Curious to hear what trainers and coaches were seeing, I reached out to Vern Gambetta, a strength and conditioning guru who’s worked with the U.S. men’s soccer team, collegiate swimmers, beach-volleyball players, and many other elite athletes. I knew Gambetta approached yoga like I did, as one component of a broader training program. Had any of his athletes been injured doing yoga?
“Never,” he said. “I’ve been using yoga as an integral part of my programs for 20-plus years, and I haven’t seen any problems with it.” He said he prescribes it often because it enhances linkages and connections in the body. “That’s why there’s such tremendous transfer to athletics: you promote flexibility by moving through a full range of motion around the joints with control.”
I also e-mailed Mark Twight, who I’d met a couple of years ago at the now storied Gym Jones in Salt Lake City, where he trains climbers, cyclists, MMA fighters, NFL players, soldiers, and other badasses. If anyone was going to give me an unvarnished opinion about whether yoga is worth the risk, I knew he would. Did his guys do yoga? And if so, were they getting hurt?
“For most sporting objectives, we look for the path or task that will provide the biggest bang for the buck,” he wrote back. “This changes over time: as certain means are maxed out, the training emphasis shifts. It may eventually land on yoga but we have not seen it produce a better result than other means in any of our athletes. Often it comes down to time. In a certain part of his or her development, I'd rather see someone spend more time practicing the sport. At another point, conditioning may produce the biggest return on investment. Applying the right stressor at the right time is a critical piece of the training progression, and this requires an open mind, some creativity, and balance. All of the work we do is accompanied by strong emphasis on recovery practices: deep tissue work, foam rolling, cryotherapy, sleep, nutrition, cyclic stress relief, etc. This makes yoga, which places intensive time and energy demands on an already stressed athlete, less of a factor in our overall approach.”
In the Times Magazine piece, Broad had his own epiphany about the risks of yoga in the wake of his back injury, and he leans heavily on the opinion of Glenn Black, an Iyengar instructor in Manhattan, who says in the article, “Yoga really shouldn’t be used for a general class.” I couldn’t fault them for pointing out that, hey, you can get hurt doing this, but it seemed a large disservice to make such a hard case against something that could be so beneficial for so many people.

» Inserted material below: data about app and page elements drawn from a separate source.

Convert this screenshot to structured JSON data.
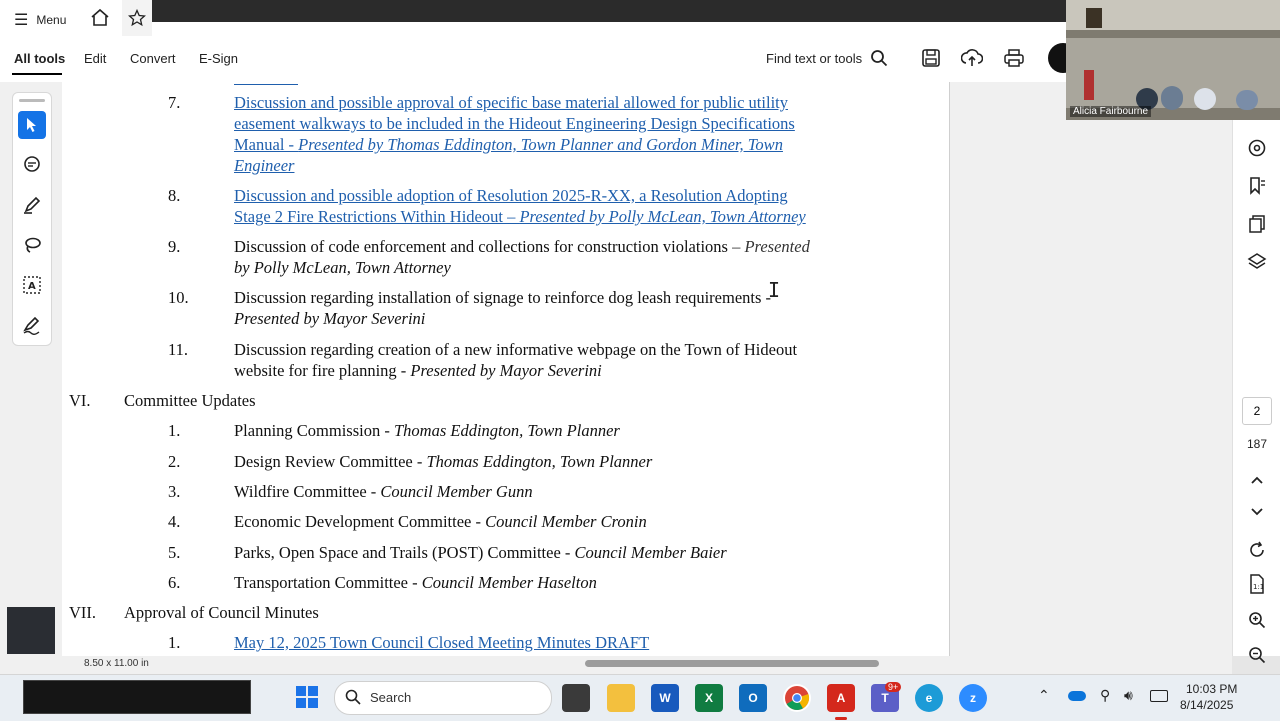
{
  "menu": {
    "menu_label": "Menu"
  },
  "toolbar": {
    "all_tools": "All tools",
    "edit": "Edit",
    "convert": "Convert",
    "esign": "E-Sign",
    "find_label": "Find text or tools"
  },
  "document": {
    "items": [
      {
        "num": "7.",
        "link_text_l1": "Discussion and possible approval of specific base material allowed for public utility",
        "link_text_l2": "easement walkways to be included in the Hideout Engineering Design Specifications",
        "link_text_l3a": "Manual - ",
        "link_text_l3b": "Presented by Thomas Eddington, Town Planner and Gordon Miner, Town",
        "link_text_l4": "Engineer"
      },
      {
        "num": "8.",
        "link_text_l1": "Discussion and possible adoption of Resolution 2025-R-XX, a Resolution Adopting",
        "link_text_l2a": "Stage 2 Fire Restrictions Within Hideout – ",
        "link_text_l2b": "Presented by Polly McLean, Town Attorney"
      },
      {
        "num": "9.",
        "text_l1": "Discussion of code enforcement and collections for construction violations",
        "text_l1b": " – Presented",
        "text_l2": "by Polly McLean, Town Attorney"
      },
      {
        "num": "10.",
        "text_l1": "Discussion regarding installation of signage to reinforce dog leash requirements -",
        "text_l2": "Presented by Mayor Severini"
      },
      {
        "num": "11.",
        "text_l1": "Discussion regarding creation of a new informative webpage on the Town of Hideout",
        "text_l2a": "website for fire planning - ",
        "text_l2b": "Presented by Mayor Severini"
      }
    ],
    "section_vi": {
      "num": "VI.",
      "title": "Committee Updates"
    },
    "committees": [
      {
        "num": "1.",
        "name": "Planning Commission - ",
        "who": "Thomas Eddington, Town Planner"
      },
      {
        "num": "2.",
        "name": "Design Review Committee - ",
        "who": "Thomas Eddington, Town Planner"
      },
      {
        "num": "3.",
        "name": "Wildfire Committee - ",
        "who": "Council Member Gunn"
      },
      {
        "num": "4.",
        "name": "Economic Development Committee - ",
        "who": "Council Member Cronin"
      },
      {
        "num": "5.",
        "name": "Parks, Open Space and Trails (POST) Committee - ",
        "who": "Council Member Baier"
      },
      {
        "num": "6.",
        "name": "Transportation Committee - ",
        "who": "Council Member Haselton"
      }
    ],
    "section_vii": {
      "num": "VII.",
      "title": "Approval of Council Minutes"
    },
    "minutes": [
      {
        "num": "1.",
        "text": "May 12, 2025 Town Council Closed Meeting Minutes DRAFT"
      }
    ]
  },
  "right_panel": {
    "page_number": "2",
    "page_count": "187"
  },
  "status": {
    "page_size": "8.50 x 11.00 in"
  },
  "video": {
    "participant_name": "Alicia Fairbourne"
  },
  "taskbar": {
    "search_placeholder": "Search",
    "time": "10:03 PM",
    "date": "8/14/2025",
    "teams_badge": "9+"
  },
  "colors": {
    "link": "#1f5fad",
    "accent": "#1473e6",
    "acrobat_red": "#d4281c"
  },
  "icons": [
    "hamburger-icon",
    "home-icon",
    "star-icon",
    "search-icon",
    "save-icon",
    "upload-icon",
    "print-icon",
    "select-icon",
    "comment-icon",
    "pen-icon",
    "lasso-icon",
    "text-select-icon",
    "sign-icon",
    "windows-icon",
    "folder-icon",
    "word-icon",
    "excel-icon",
    "outlook-icon",
    "chrome-icon",
    "acrobat-icon",
    "teams-icon",
    "edge-icon",
    "zoom-icon"
  ]
}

Especially masters athletes like me. “A lot of what yoga does is help students shift their focus from the old system of just training the muscular and oxygen systems to training the more subtle neural system,” says Steve Ilg, founder of Performance Yoga in Durango, Colorado. “It’s unbelievable how well the body learns to regenerate itself. You don’t get sore, you don’t have to stuff yourself with all sorts of strange nutritional products to try to recover.” Ilg, a stand out mutlisport athlete himself, recounted how he had competed in the grueling Imogen Pass trail race (17.1 miles, 5,300 vertical feet) and had been up at 5 a.m. the next day, folding into lotus and various back bends, and feeling fine.
I don't know how much science backs up Ilg’s claims, but I do know that the periods of my active life that have been the most injury-free, and thus performance-worthy, correspond directly with how regularly I’ve done yoga. If there is any caution to be issued, it is the same caveat that applies to almost anything I do: lifting weights, running intervals, taking meds, drinking, whatever. Based on all the blowback (and attention) Broad’s getting for his story, he’s probably eager to see his book hit the shelves. No doubt he dedicates much of it to spelling out the miraculous healing powers of yoga. But, of course, how controversial is that?